There is no one in the small, family farm or ranch community—yours truly, included—who hasn’t complained, sniveled or laughed about the dinner plate disconnect between the American public and their food.
One morning, recently, three young adults were waiting at our front gate. They wanted to partake in the process a lamb follows to become guest-of-honor and main course at an evening meal.
Each was from the Millenial Generation—an age, all too often, associated with self-absorption, computer games and minimal connection with the natural world.
However, one glance as they stepped out of the car and it was obvious none of them deserved that label.

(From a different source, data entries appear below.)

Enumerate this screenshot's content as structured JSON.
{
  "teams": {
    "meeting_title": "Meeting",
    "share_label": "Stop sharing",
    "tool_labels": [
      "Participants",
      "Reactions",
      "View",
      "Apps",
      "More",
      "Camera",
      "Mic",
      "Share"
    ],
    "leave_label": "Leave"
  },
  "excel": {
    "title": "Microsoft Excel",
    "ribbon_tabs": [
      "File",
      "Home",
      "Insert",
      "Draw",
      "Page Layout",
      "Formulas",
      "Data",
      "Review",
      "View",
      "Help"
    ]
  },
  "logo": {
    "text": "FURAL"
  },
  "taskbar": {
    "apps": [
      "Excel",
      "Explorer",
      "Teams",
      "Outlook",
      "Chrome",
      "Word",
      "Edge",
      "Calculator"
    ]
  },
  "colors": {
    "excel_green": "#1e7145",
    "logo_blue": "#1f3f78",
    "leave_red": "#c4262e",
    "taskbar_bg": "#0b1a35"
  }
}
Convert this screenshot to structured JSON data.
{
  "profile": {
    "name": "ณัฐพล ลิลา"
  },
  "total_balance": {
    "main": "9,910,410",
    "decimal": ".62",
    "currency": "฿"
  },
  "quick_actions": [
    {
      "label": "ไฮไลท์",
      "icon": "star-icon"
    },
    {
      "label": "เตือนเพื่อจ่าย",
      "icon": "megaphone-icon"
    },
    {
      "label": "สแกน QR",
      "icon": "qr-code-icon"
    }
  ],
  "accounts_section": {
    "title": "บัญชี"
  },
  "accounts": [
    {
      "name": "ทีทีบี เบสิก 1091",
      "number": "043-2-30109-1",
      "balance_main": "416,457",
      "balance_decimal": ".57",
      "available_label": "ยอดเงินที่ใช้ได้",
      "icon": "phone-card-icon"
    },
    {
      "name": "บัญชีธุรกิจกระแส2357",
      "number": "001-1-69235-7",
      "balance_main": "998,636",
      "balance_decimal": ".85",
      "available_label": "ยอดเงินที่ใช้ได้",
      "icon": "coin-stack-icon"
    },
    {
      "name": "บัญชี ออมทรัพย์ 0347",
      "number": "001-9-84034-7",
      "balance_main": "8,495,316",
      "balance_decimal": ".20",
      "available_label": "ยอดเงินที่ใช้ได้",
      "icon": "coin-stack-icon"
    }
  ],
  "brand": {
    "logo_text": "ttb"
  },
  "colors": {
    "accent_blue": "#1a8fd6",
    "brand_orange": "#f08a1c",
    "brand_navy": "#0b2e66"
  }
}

There was a confident sparkle in their eyes, a genuineness in their smiles and a high level of authenticity in their body language. It was readily apparent they were comfortable in their own skins. And—BONUS!—they brought a delightful, well-behaved and very interested kindergartner and third grade boy with them.
You bet, we were thrilled to show them how it all worked.
The selection and dispatch of the lamb was quiet, quick and efficient. The youngest lad wasn’t interested in the details; he was busy introducing himself to our three stock dogs. His older brother asked questions while he viewed the entire process. However, judging by the queasy look on their mother’s face, she had a slightly more difficult time.
Yours truly was concentrating on answering the visitor’s questions while the lamb’s nerves were running their final messages throughout its body. Unused to an audience, I had difficulty focusing on the animal’s final moments. Just then, the other young woman jumped into the pen and assisted while I continued my narrative.
“Thanks for your help,” I said afterwards, “it looks like you’ve done that before.”
“Not really,” she said, “perhaps it comes from some ancient DNA knowledge.”
Eager to learn, both women began sorting the offal on a table—heart, liver, kidney—a package for each, and then home to their dinner plates. Then, they got to work cleaning and washing the intestinal tract for sausage recipes they wanted to try.
Throughout the entire time, Louie Van Patten, a young, high-powered, oils artist from Burns, took photographs for a documentary series he’s considering.
Meanwhile, when the boys weren’t standing around asking questions about the half-skinned carcass, they occupied themselves with a comparative anatomy lesson. First, they examined the teeth on the former lamb and compare them to the teeth on one of our more patient stock dogs. After that, they checked with their mother, noting the differences in the shapes of her teeth.
As our pre-cooking training session neared completion, we broke everything down with a meat saw into sub-primal cuts and gave them a final wash. Then we filled a cooler with the contents for the trip to their new home.
We found the youngest boy and our junior stock dog had become fast friends. They’d been wrestling in the barnyard. Every time the lad relaxed his guard, the young dog—much to the boy’s delight—would jump in, slurping the back of his head with her tongue.
We, of course, apologized to his mother for sending him home with a new cowlick—in this case—dog lick.
As everyone went out the gate, we thanked them for stopping by and confirming there are a few more people in the country who understand that the death of an animal need not be hard or an ugly thing and that the processing of meat matters to the individual, the public and the entire world.
Sometimes the winds of change are fitful and tiny, little gusts. Even so, blowing in your direction, they’re sure refreshing.
If you’d like to read more stories of Bing’s stories about the rural American West, visit http://dustydogcafe.com/ To see work by artist Louie Van Patten’s, visit http://www.louievanpatten.com/